Peter Donnelly's prize-winning essay offers a brilliant example of how local, and often unprepossessing, backgrounds can provide the material for an outstanding colour story. All his photographs were taken within a few miles of his home in Birmingham, Brierley Hill, at Blackheath, Bilston and Cradley Heath. He took them over a period of several months while on weekend walks along the deserted banks of the local canals. "Most evenings I never met a soul," Mr Donnelly recalls. "There was an air of isolation, and often desolation, over the whole scene, and this is what I have tried to capture in my photographs." The camera used was a Pentakon F and the film Agfa and Kodachrome.
by Dr Carl Chinn MBE
Peter Donnelly was born in Birmingham, educated at Corpus Christi junior school, Stechford and later at the holy rosary, Saltley. While at the Holy Rosary he took and passed a drawing examination for Moseley school of art at which he spent several years tuning his artistic talent.

On leaving the art school he joined Birmingham printers, Sam Currier & Son in brook street, St Pauls square, as an apprentice commercial artist. After completing his apprenticeship he left Sam Currier and worked at various printers and advertising agencies gaining valuable experience before starting with his working associate Bob Burns (typographer). Donnelly Burns Graphic Design studio was in Chapel Street, Lye before moving to larger premises in Cradley heath then Harborne.

Before starting the business Peter entered and won the Sunday Telegraph national photographic competition. He submitted an essay of photographs illustrating the demise of the Birmingham and Black Country canals with fellow photographer Norman Fletcher. To Peter and Norman, Midlands photographers and photographic societies seemingly had ignored the once great industrial arena that surrounded their everyday lives.

What an arena! what powerful exiting subjects for the camera; neglected canals, weed and web woven towpaths, old worn out narrow boats – redundant and half submerged in silted murky brown waters; steam trains rattling, hissing and bumping their waggons into line and the rail men who worked the line at that time.

Old foundries, run down factories and scrapyards – the industrial flotsam of a once great manufacturing region. Many six o’clock early morning starts were walked and many miles covered by Peter and his camera.
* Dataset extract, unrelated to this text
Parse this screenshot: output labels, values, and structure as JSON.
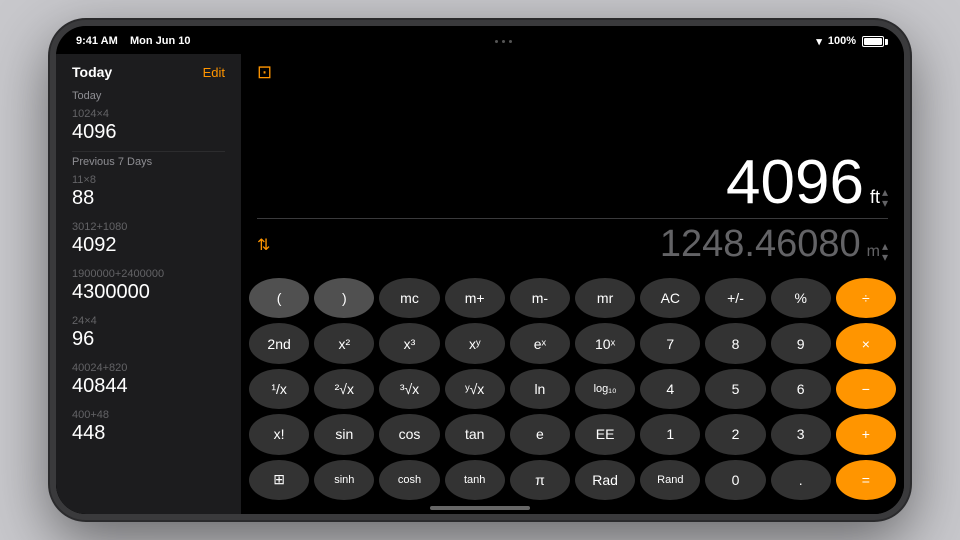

Now over 60 years later, photographs taken during those early excursions are being published - looking back at the time, long before the surge of change and reconstruction 1962 - 1965